SOURCE MATERIAL:
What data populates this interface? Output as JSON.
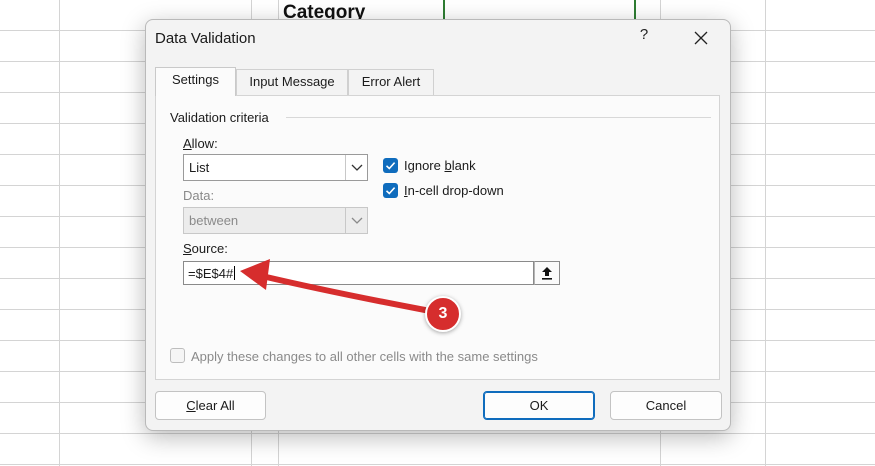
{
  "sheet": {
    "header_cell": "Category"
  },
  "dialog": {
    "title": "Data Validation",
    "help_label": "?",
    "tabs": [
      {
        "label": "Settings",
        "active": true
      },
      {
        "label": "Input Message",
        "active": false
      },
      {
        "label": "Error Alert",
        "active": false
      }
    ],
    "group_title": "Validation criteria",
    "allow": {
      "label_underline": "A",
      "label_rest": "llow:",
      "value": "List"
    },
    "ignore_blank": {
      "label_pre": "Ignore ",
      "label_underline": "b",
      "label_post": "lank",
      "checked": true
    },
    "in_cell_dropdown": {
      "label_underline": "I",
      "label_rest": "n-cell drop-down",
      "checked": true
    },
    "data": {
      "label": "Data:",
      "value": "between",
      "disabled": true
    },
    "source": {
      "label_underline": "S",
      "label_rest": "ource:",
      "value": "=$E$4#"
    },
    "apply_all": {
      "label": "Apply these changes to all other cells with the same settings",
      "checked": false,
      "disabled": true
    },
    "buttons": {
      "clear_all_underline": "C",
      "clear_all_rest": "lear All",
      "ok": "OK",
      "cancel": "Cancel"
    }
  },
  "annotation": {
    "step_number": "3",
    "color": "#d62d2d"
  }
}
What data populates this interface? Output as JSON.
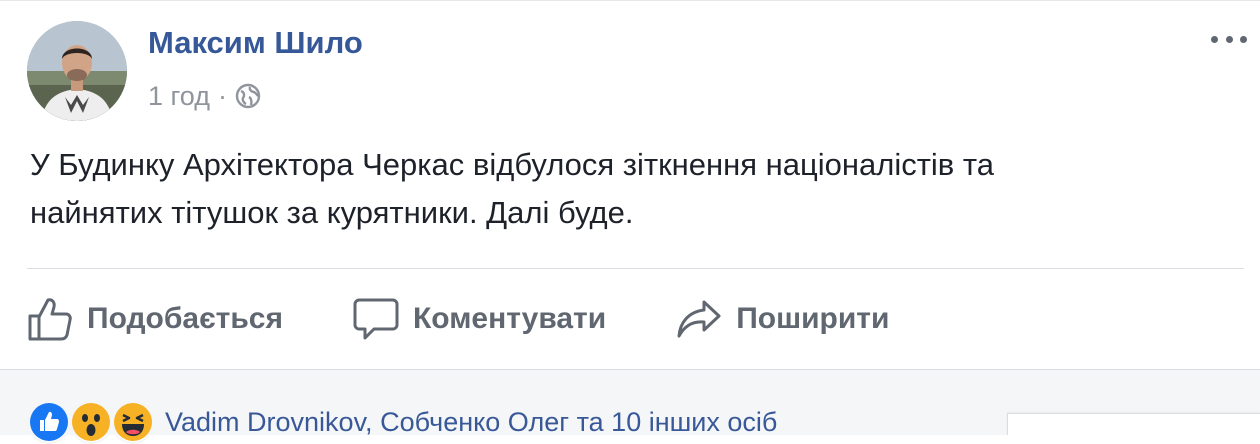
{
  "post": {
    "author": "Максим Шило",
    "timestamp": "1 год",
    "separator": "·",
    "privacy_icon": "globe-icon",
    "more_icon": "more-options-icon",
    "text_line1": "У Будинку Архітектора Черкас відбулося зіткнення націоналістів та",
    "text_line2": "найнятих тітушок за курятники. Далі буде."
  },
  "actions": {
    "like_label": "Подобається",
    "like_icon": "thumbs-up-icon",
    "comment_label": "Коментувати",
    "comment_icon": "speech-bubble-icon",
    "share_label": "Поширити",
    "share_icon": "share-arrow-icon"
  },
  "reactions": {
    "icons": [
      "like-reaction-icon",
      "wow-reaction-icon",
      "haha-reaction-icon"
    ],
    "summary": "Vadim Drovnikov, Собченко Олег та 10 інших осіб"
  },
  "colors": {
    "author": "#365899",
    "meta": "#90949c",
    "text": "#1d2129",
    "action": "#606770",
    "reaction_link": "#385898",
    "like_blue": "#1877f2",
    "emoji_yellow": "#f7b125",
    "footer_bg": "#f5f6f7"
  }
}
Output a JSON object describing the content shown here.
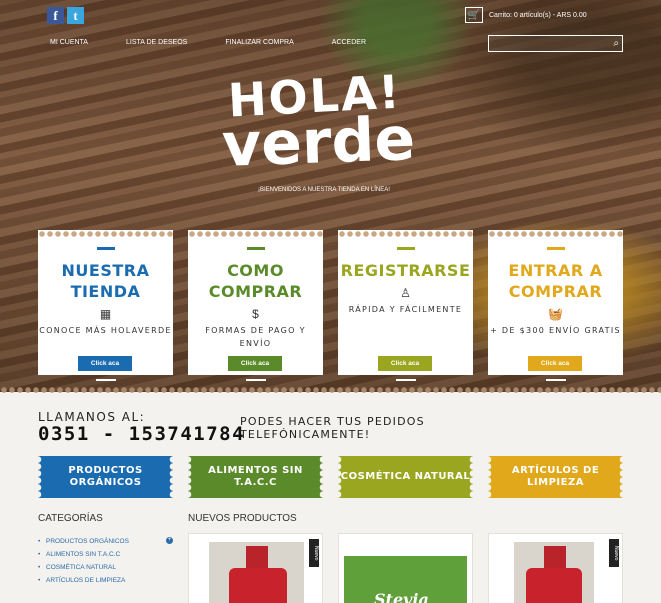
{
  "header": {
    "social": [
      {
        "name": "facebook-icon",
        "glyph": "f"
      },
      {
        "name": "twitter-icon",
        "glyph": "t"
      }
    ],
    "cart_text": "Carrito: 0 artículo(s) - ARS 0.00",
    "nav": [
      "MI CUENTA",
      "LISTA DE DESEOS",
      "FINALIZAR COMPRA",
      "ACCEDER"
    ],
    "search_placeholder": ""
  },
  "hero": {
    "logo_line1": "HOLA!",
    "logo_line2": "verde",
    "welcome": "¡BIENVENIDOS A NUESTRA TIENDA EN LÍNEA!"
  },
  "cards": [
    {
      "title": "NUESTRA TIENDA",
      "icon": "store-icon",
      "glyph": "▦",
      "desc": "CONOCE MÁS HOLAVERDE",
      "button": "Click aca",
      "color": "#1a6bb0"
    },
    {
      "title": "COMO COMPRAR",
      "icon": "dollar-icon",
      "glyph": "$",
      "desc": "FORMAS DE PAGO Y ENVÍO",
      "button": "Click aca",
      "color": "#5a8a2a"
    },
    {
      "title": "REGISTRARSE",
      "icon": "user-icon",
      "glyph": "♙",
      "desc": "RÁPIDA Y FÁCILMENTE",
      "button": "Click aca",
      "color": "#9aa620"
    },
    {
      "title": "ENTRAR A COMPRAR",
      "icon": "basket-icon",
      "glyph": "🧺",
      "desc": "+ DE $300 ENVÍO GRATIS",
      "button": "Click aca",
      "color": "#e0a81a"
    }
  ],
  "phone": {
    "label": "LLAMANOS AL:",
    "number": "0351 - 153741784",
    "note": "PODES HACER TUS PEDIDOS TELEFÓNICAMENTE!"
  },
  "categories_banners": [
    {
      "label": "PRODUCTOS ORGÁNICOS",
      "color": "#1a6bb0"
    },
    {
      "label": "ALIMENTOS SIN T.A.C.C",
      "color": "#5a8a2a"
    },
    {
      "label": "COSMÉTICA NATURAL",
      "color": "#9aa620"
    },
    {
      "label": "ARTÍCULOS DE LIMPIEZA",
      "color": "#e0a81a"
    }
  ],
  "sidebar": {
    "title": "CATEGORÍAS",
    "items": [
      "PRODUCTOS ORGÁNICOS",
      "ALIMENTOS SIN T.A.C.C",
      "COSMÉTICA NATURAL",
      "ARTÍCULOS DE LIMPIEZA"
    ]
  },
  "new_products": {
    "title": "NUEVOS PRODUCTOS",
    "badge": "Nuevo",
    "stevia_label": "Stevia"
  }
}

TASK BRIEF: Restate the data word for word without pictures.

RESULT:
What data populates this interface? Output as JSON.
{
  "sheet": {
    "header_cell": "Category"
  },
  "dialog": {
    "title": "Data Validation",
    "help_label": "?",
    "tabs": [
      {
        "label": "Settings",
        "active": true
      },
      {
        "label": "Input Message",
        "active": false
      },
      {
        "label": "Error Alert",
        "active": false
      }
    ],
    "group_title": "Validation criteria",
    "allow": {
      "label_underline": "A",
      "label_rest": "llow:",
      "value": "List"
    },
    "ignore_blank": {
      "label_pre": "Ignore ",
      "label_underline": "b",
      "label_post": "lank",
      "checked": true
    },
    "in_cell_dropdown": {
      "label_underline": "I",
      "label_rest": "n-cell drop-down",
      "checked": true
    },
    "data": {
      "label": "Data:",
      "value": "between",
      "disabled": true
    },
    "source": {
      "label_underline": "S",
      "label_rest": "ource:",
      "value": "=$E$4#"
    },
    "apply_all": {
      "label": "Apply these changes to all other cells with the same settings",
      "checked": false,
      "disabled": true
    },
    "buttons": {
      "clear_all_underline": "C",
      "clear_all_rest": "lear All",
      "ok": "OK",
      "cancel": "Cancel"
    }
  },
  "annotation": {
    "step_number": "3",
    "color": "#d62d2d"
  }
}
What data populates this interface? Output as JSON.
{
  "post": {
    "author": "Максим Шило",
    "timestamp": "1 год",
    "separator": "·",
    "privacy_icon": "globe-icon",
    "more_icon": "more-options-icon",
    "text_line1": "У Будинку Архітектора Черкас відбулося зіткнення націоналістів та",
    "text_line2": "найнятих тітушок за курятники. Далі буде."
  },
  "actions": {
    "like_label": "Подобається",
    "like_icon": "thumbs-up-icon",
    "comment_label": "Коментувати",
    "comment_icon": "speech-bubble-icon",
    "share_label": "Поширити",
    "share_icon": "share-arrow-icon"
  },
  "reactions": {
    "icons": [
      "like-reaction-icon",
      "wow-reaction-icon",
      "haha-reaction-icon"
    ],
    "summary": "Vadim Drovnikov, Собченко Олег та 10 інших осіб"
  },
  "colors": {
    "author": "#365899",
    "meta": "#90949c",
    "text": "#1d2129",
    "action": "#606770",
    "reaction_link": "#385898",
    "like_blue": "#1877f2",
    "emoji_yellow": "#f7b125",
    "footer_bg": "#f5f6f7"
  }
}
Output a JSON object describing the content shown here.
{
  "header": {
    "social": [
      {
        "name": "facebook-icon",
        "glyph": "f"
      },
      {
        "name": "twitter-icon",
        "glyph": "t"
      }
    ],
    "cart_text": "Carrito: 0 artículo(s) - ARS 0.00",
    "nav": [
      "MI CUENTA",
      "LISTA DE DESEOS",
      "FINALIZAR COMPRA",
      "ACCEDER"
    ],
    "search_placeholder": ""
  },
  "hero": {
    "logo_line1": "HOLA!",
    "logo_line2": "verde",
    "welcome": "¡BIENVENIDOS A NUESTRA TIENDA EN LÍNEA!"
  },
  "cards": [
    {
      "title": "NUESTRA TIENDA",
      "icon": "store-icon",
      "glyph": "▦",
      "desc": "CONOCE MÁS HOLAVERDE",
      "button": "Click aca",
      "color": "#1a6bb0"
    },
    {
      "title": "COMO COMPRAR",
      "icon": "dollar-icon",
      "glyph": "$",
      "desc": "FORMAS DE PAGO Y ENVÍO",
      "button": "Click aca",
      "color": "#5a8a2a"
    },
    {
      "title": "REGISTRARSE",
      "icon": "user-icon",
      "glyph": "♙",
      "desc": "RÁPIDA Y FÁCILMENTE",
      "button": "Click aca",
      "color": "#9aa620"
    },
    {
      "title": "ENTRAR A COMPRAR",
      "icon": "basket-icon",
      "glyph": "🧺",
      "desc": "+ DE $300 ENVÍO GRATIS",
      "button": "Click aca",
      "color": "#e0a81a"
    }
  ],
  "phone": {
    "label": "LLAMANOS AL:",
    "number": "0351 - 153741784",
    "note": "PODES HACER TUS PEDIDOS TELEFÓNICAMENTE!"
  },
  "categories_banners": [
    {
      "label": "PRODUCTOS ORGÁNICOS",
      "color": "#1a6bb0"
    },
    {
      "label": "ALIMENTOS SIN T.A.C.C",
      "color": "#5a8a2a"
    },
    {
      "label": "COSMÉTICA NATURAL",
      "color": "#9aa620"
    },
    {
      "label": "ARTÍCULOS DE LIMPIEZA",
      "color": "#e0a81a"
    }
  ],
  "sidebar": {
    "title": "CATEGORÍAS",
    "items": [
      "PRODUCTOS ORGÁNICOS",
      "ALIMENTOS SIN T.A.C.C",
      "COSMÉTICA NATURAL",
      "ARTÍCULOS DE LIMPIEZA"
    ]
  },
  "new_products": {
    "title": "NUEVOS PRODUCTOS",
    "badge": "Nuevo",
    "stevia_label": "Stevia"
  }
}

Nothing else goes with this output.